▶ SOURCE DATA:
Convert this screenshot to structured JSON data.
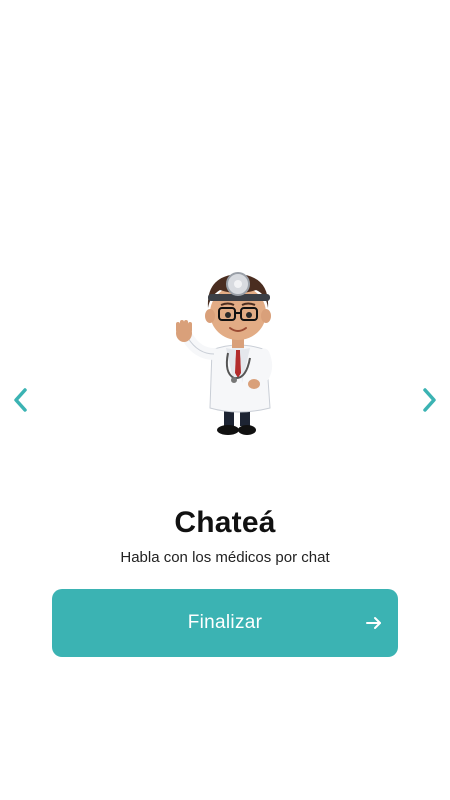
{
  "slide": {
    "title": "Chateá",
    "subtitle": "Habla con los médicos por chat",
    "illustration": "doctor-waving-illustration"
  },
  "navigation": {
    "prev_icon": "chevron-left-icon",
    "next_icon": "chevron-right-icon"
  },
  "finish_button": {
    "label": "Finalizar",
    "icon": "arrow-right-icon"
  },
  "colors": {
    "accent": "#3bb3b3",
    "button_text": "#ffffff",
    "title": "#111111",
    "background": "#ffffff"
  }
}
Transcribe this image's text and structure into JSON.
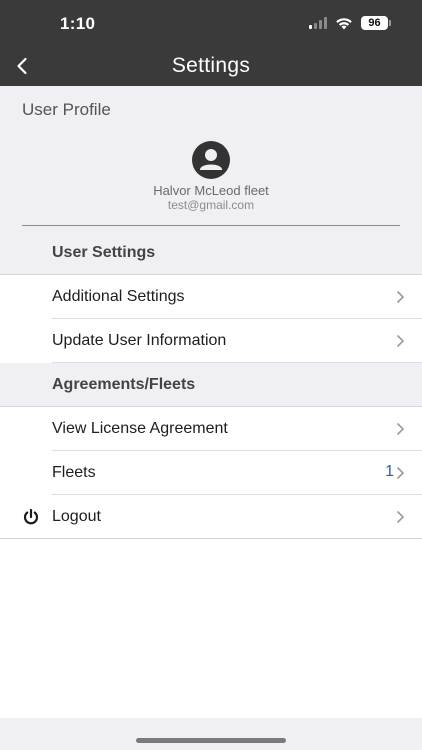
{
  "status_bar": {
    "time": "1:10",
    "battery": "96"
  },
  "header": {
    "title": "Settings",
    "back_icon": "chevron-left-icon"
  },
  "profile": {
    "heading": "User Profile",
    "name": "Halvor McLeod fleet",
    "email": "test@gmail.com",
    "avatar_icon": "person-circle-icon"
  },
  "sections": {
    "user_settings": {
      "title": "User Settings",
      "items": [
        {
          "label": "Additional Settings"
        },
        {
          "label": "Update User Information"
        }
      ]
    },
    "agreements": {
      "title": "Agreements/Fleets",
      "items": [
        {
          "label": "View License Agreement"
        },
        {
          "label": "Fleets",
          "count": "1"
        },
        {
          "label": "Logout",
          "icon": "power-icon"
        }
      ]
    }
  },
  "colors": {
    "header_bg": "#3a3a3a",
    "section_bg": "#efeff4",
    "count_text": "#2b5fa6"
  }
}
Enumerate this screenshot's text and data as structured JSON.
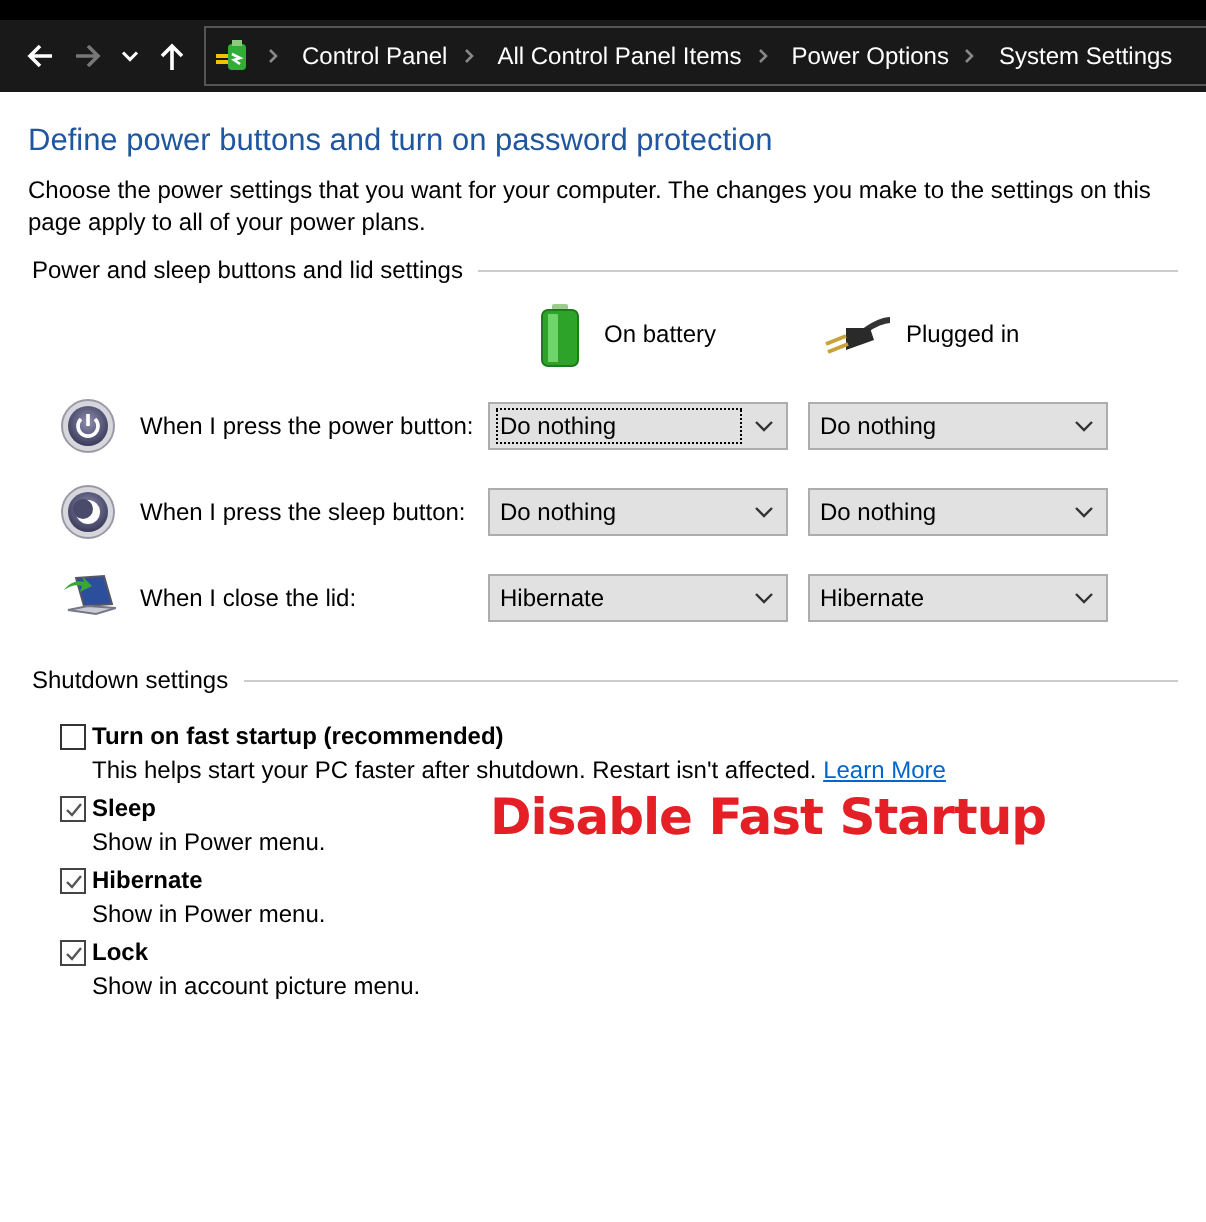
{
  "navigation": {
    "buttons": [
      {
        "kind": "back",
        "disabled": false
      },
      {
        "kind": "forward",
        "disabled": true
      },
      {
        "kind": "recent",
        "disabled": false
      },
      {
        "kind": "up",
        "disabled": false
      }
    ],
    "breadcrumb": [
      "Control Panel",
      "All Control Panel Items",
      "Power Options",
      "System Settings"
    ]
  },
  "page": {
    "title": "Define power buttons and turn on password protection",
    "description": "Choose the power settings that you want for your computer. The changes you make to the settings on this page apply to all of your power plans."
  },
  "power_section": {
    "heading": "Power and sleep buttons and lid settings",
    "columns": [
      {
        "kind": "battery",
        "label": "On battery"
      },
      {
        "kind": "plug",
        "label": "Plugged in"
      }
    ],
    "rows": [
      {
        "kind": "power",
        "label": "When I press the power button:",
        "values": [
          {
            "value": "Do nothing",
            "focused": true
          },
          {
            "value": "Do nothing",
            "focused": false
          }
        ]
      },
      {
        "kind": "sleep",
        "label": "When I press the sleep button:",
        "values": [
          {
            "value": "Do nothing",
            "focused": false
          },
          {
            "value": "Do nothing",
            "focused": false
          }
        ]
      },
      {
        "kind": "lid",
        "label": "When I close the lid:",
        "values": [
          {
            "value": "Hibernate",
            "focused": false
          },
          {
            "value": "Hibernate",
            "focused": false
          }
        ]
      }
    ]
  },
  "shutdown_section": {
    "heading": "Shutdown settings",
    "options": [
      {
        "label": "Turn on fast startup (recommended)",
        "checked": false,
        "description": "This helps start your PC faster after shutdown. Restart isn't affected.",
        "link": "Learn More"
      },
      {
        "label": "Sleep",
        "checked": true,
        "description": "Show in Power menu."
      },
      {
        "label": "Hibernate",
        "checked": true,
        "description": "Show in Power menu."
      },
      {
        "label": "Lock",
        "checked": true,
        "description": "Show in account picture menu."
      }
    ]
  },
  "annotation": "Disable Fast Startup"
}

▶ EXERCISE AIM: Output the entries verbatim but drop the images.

▶ OUTPUT OF THE TASK:
Convert this screenshot to structured JSON data.
{
  "slide": {
    "title": "Chateá",
    "subtitle": "Habla con los médicos por chat",
    "illustration": "doctor-waving-illustration"
  },
  "navigation": {
    "prev_icon": "chevron-left-icon",
    "next_icon": "chevron-right-icon"
  },
  "finish_button": {
    "label": "Finalizar",
    "icon": "arrow-right-icon"
  },
  "colors": {
    "accent": "#3bb3b3",
    "button_text": "#ffffff",
    "title": "#111111",
    "background": "#ffffff"
  }
}
Transcribe this image's text and structure into JSON.
{
  "status_bar": {
    "time": "1:10",
    "battery": "96"
  },
  "header": {
    "title": "Settings",
    "back_icon": "chevron-left-icon"
  },
  "profile": {
    "heading": "User Profile",
    "name": "Halvor McLeod fleet",
    "email": "test@gmail.com",
    "avatar_icon": "person-circle-icon"
  },
  "sections": {
    "user_settings": {
      "title": "User Settings",
      "items": [
        {
          "label": "Additional Settings"
        },
        {
          "label": "Update User Information"
        }
      ]
    },
    "agreements": {
      "title": "Agreements/Fleets",
      "items": [
        {
          "label": "View License Agreement"
        },
        {
          "label": "Fleets",
          "count": "1"
        },
        {
          "label": "Logout",
          "icon": "power-icon"
        }
      ]
    }
  },
  "colors": {
    "header_bg": "#3a3a3a",
    "section_bg": "#efeff4",
    "count_text": "#2b5fa6"
  }
}
Enumerate this screenshot's text and data as structured JSON.
{
  "navigation": {
    "buttons": [
      {
        "kind": "back",
        "disabled": false
      },
      {
        "kind": "forward",
        "disabled": true
      },
      {
        "kind": "recent",
        "disabled": false
      },
      {
        "kind": "up",
        "disabled": false
      }
    ],
    "breadcrumb": [
      "Control Panel",
      "All Control Panel Items",
      "Power Options",
      "System Settings"
    ]
  },
  "page": {
    "title": "Define power buttons and turn on password protection",
    "description": "Choose the power settings that you want for your computer. The changes you make to the settings on this page apply to all of your power plans."
  },
  "power_section": {
    "heading": "Power and sleep buttons and lid settings",
    "columns": [
      {
        "kind": "battery",
        "label": "On battery"
      },
      {
        "kind": "plug",
        "label": "Plugged in"
      }
    ],
    "rows": [
      {
        "kind": "power",
        "label": "When I press the power button:",
        "values": [
          {
            "value": "Do nothing",
            "focused": true
          },
          {
            "value": "Do nothing",
            "focused": false
          }
        ]
      },
      {
        "kind": "sleep",
        "label": "When I press the sleep button:",
        "values": [
          {
            "value": "Do nothing",
            "focused": false
          },
          {
            "value": "Do nothing",
            "focused": false
          }
        ]
      },
      {
        "kind": "lid",
        "label": "When I close the lid:",
        "values": [
          {
            "value": "Hibernate",
            "focused": false
          },
          {
            "value": "Hibernate",
            "focused": false
          }
        ]
      }
    ]
  },
  "shutdown_section": {
    "heading": "Shutdown settings",
    "options": [
      {
        "label": "Turn on fast startup (recommended)",
        "checked": false,
        "description": "This helps start your PC faster after shutdown. Restart isn't affected.",
        "link": "Learn More"
      },
      {
        "label": "Sleep",
        "checked": true,
        "description": "Show in Power menu."
      },
      {
        "label": "Hibernate",
        "checked": true,
        "description": "Show in Power menu."
      },
      {
        "label": "Lock",
        "checked": true,
        "description": "Show in account picture menu."
      }
    ]
  },
  "annotation": "Disable Fast Startup"
}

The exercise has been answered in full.